Meditation: A Key to a Better Life


Cynthia Burke’s drive to understand her spiritual purpose led her to follow the philosophy of mystic George Gurdjieff

The older people in our community have tons of stories and morals to teach us. 

Connecting younger generations with older adults is the goal of the organization Rhinebeck At Home. At a recent event, I met Cynthia Burke. As we started to converse, our passions began overlapping, and I became enthralled by her. So, I sought an interview with her to talk about things we’re both interested in.

I was completely mesmerized. A fairly new Rhinebeck resident, Cynthia,

and I planned time to chat on our own time. We called each other only a couple of days following the meeting, and I was completely mesmerized throughout the entirety of our hour-and-a-half call. The main focus was meditation—something Cynthia has been doing for 53 years. 

“The only thing worth doing in life is looking inward,” said Burke. 

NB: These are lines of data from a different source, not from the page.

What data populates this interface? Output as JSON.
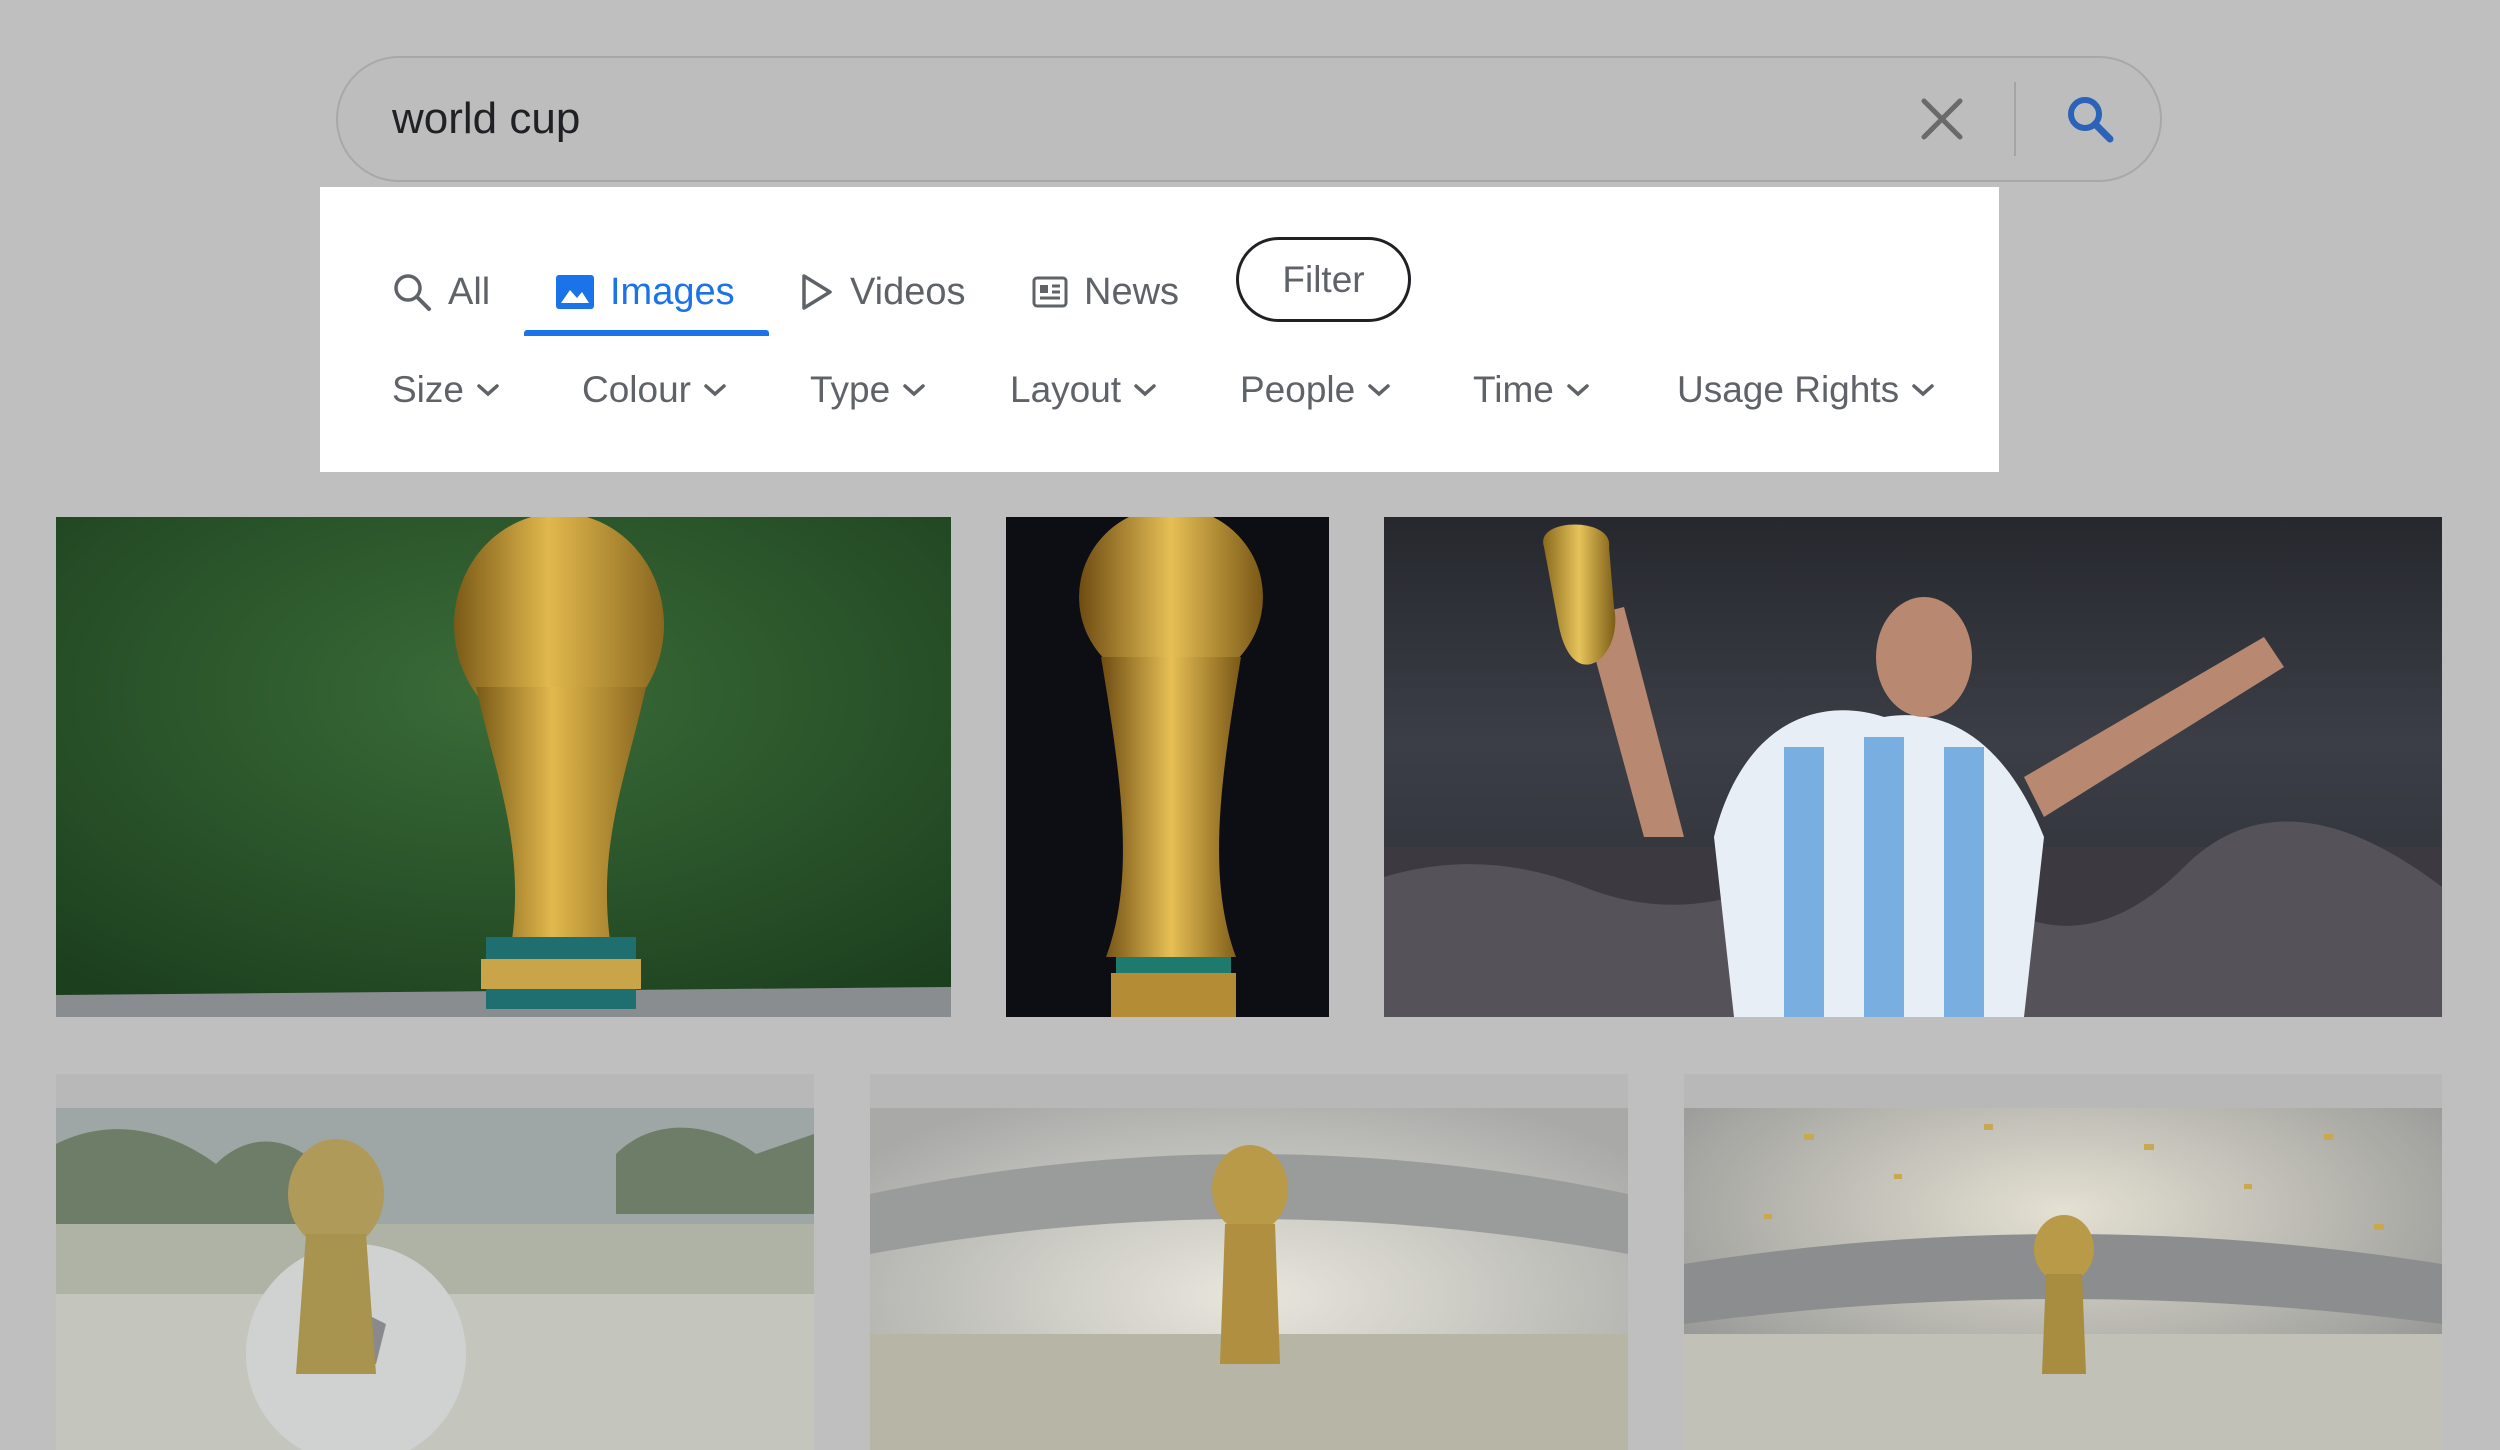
{
  "search": {
    "query": "world cup"
  },
  "tabs": [
    {
      "label": "All",
      "icon": "search-icon"
    },
    {
      "label": "Images",
      "icon": "image-icon",
      "active": true
    },
    {
      "label": "Videos",
      "icon": "play-icon"
    },
    {
      "label": "News",
      "icon": "news-icon"
    }
  ],
  "filter_button": "Filter",
  "filters": [
    "Size",
    "Colour",
    "Type",
    "Layout",
    "People",
    "Time",
    "Usage Rights"
  ],
  "colors": {
    "accent": "#1a73e8",
    "overlay_background": "#bfbfbf",
    "panel_background": "#ffffff"
  },
  "results": [
    {
      "subject": "trophy-on-green"
    },
    {
      "subject": "trophy-on-black"
    },
    {
      "subject": "player-celebrating-with-trophy"
    },
    {
      "subject": "trophy-with-ball-in-stadium"
    },
    {
      "subject": "trophy-in-stadium-glow"
    },
    {
      "subject": "trophy-in-confetti"
    }
  ]
}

She has discovered this wisdom through her meditation practices. Her words were brilliantly spoken. We made another plan to meet, so she could guide me through the process of meditation.

It’s not like meditation is a hot, new trend; it has been used for centuries. According to the National Institutes of Health, meditation, a.k.a the practices used to focus on the mind and body, is used to “calm the mind and enhance overall well-being.” 

Meditation has been used all over the globe. This practice involves honing in on breathings, mantras, sounds, and/or images. The goal of centering yourself is to reduce stress, calm down, and relax. Other after-effects of meditating are preventing disease, improving sleep, and managing symptoms of stress, depression, pain, or withdrawal. 

Cynthia’s meditations are guided and driven by spiritual author Steven Levine’s methods. He has written books regarding meditation and grief work. She also follows the philosophy of George Gurdjieff, who taught how to become hyper-aware of your own consciousness. 

“Gurdjieff philosophy has changed my life,” said Cynthia.

When we started the meditation, she had me sit with my feet planted on the ground and my hands intertwined with my thumbs overlapped. She was avidly against me crossing my legs–not only during meditation but in general. 

Following this information, she asked me to straighten my posture and close my eyes. Keeping my feet planted on the floor helped me to focus on my body in a classic, relaxed position. It also allows me to better concentrate on my deep thoughts.

I came to ignore all other distractions, and I found a place of calm, an intriguing area of my conscious mind. Meditation allows you to only focus on yourself. Its purpose is to focus on making your body come back to an internal equilibrium.

For people that are stressed, anxious, or disconnected from their bodies, meditation is a great way to streamline yourself toward a calm state of mind. For those who are simply searching to find a deeper meaning and better understanding of themselves, meditation can do that too.

Meditating is a great stress relieving and learning tool for everyone in our school. Everyone can benefit from it. 

“The only evolution left is psychological,” said Burke. 

Using meditation will aid progress as an individual and happiness as a community.